Information Security Magazine’s November issue is available. In it is an interesting rehash of the security monoculture debate between Bruce Schneier and Marcus Ranum some 8 years ago. Basically the hypothesis was that if all your software is provided by one vendor, a single security vulnerability means everyone is vulnerable. The result is a worldwide cascade of failures. The term “domino effect” was thrown around to describe what would happen.

I remember reading that debate when it first came out, but the most interesting aspect of this discussion is actually how much the threat landscape has changed in 8 years. Much of the argument was based on a firm with a culture of insecurity. Who knew Microsoft would take security seriously, and dramatically improve their products? Who knew that corporate espionage would be a bigger threat than DDoS? And that whole Apple thing … total surprise.

All in all I tend to agree with Ranum’s position, but not because of the shaky points he raised. It’s not because everyone patches at different rates, or that some systems are “loosely coupled” or in “walled gardens”, or even that the organism analogies suck. It’s because of two things:

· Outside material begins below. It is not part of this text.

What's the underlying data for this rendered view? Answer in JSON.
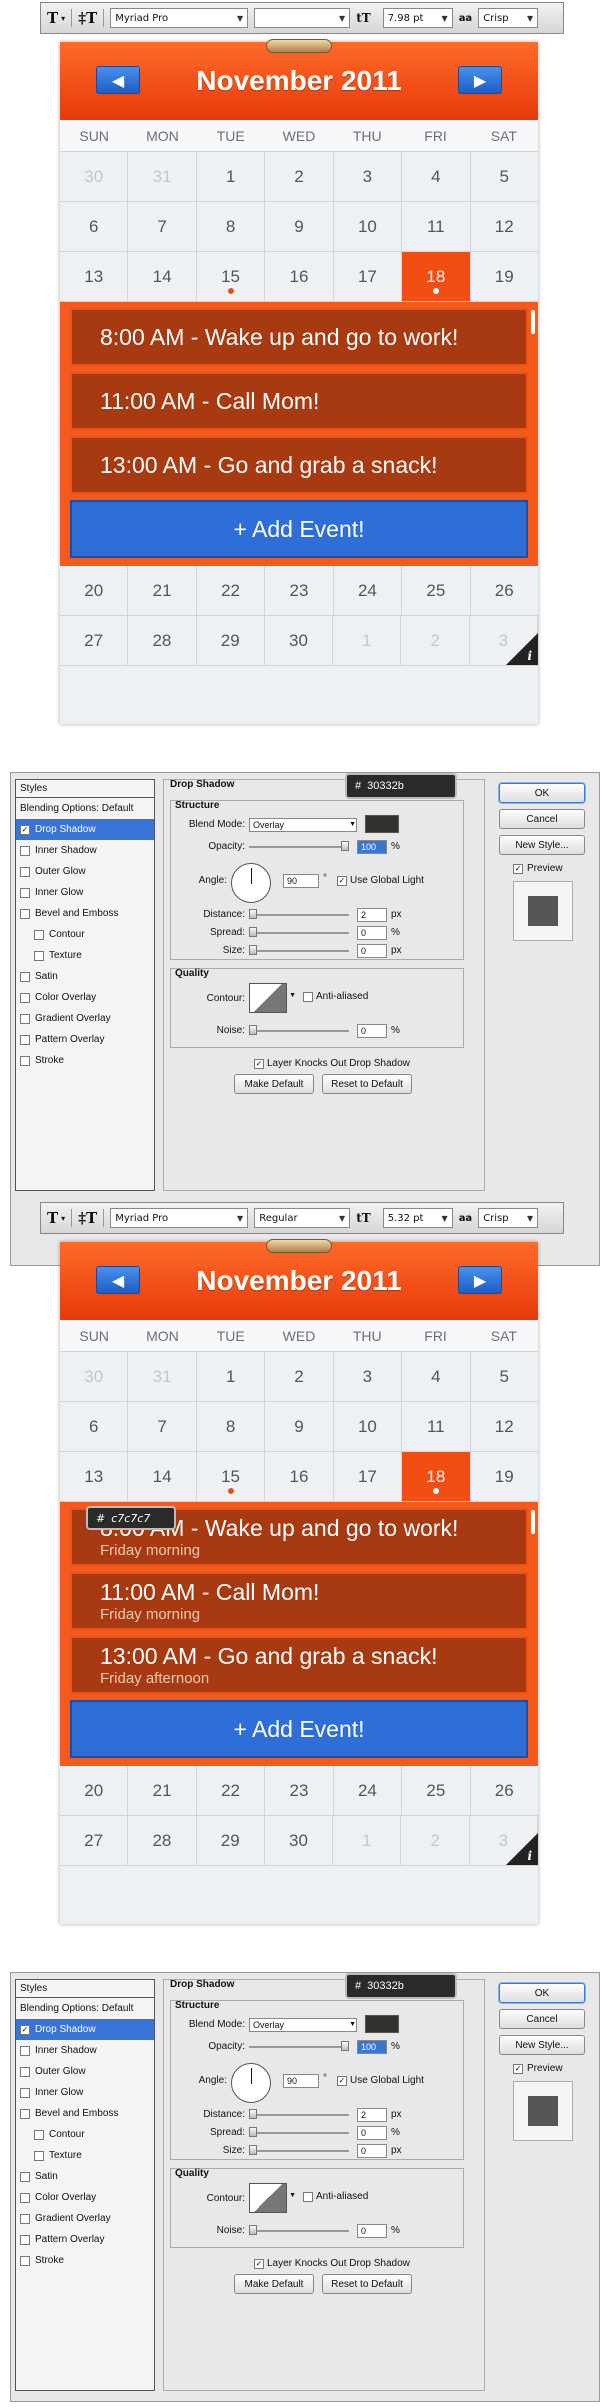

  1. Resiliency – Marcus’s point that the first part of the scenario – hacked systems every week for the last 15 years – is spot on. But the Internet continues to rumble along, warts and all. I don’t think this has so much to do with the difference in the way servers are managed, it’s that companies are a lot better at disaster recovery that they are security. Recover from tape, patch, and move on. We know how to do this. We got hacked, we fixed the immediate problem, and we moved on.
  2. Vulnerabilities – Even if we had very small communities of software developers, is there any reason whatsoever to believe security would be better? Just because we don’t have write-once, exploit-everywhere malware, it does not mean that all the smaller vendors would not have been hacked. Just because Microsoft was a large target does not mean Adobe was any more secure. Marcus has published research on how people studiously avoid accepting blame for stupid decisions and are likely to repeat them. Even without a monoculture, classes of vulnerabilities like buffer overflow, SQL injection, and DoS are common to all software. And classes of people persist as well. It would take hackers more time and effort for every system they attack in a diversified model, but they would still be able to hack them. But the goal is usually stealthy theft of data, so the probability of detecting compromise also falls.

We did see millions of web sites, applications, and databases compromised over the last 8 tears. And we know many more were never made public. And we have no way to calculate the cost in terms of lost productivity, or the damage due to corporate espionage. But recent APT attacks using unpublished Microsoft 0-day attacks, such as the recent Stuxnet attack, show it does not matter whether it’s mainstream software from a single large vendor, or obscure SCADA software nobody’s ever heard of. Every piece of software I have ever encountered has had security bugs. Monoculture or otherwise, we’ll see lots of vulnerable software. I could offer an organism based analogy, or a parable about genetics and software development, but that would probably just annoy Marcus more than I already have.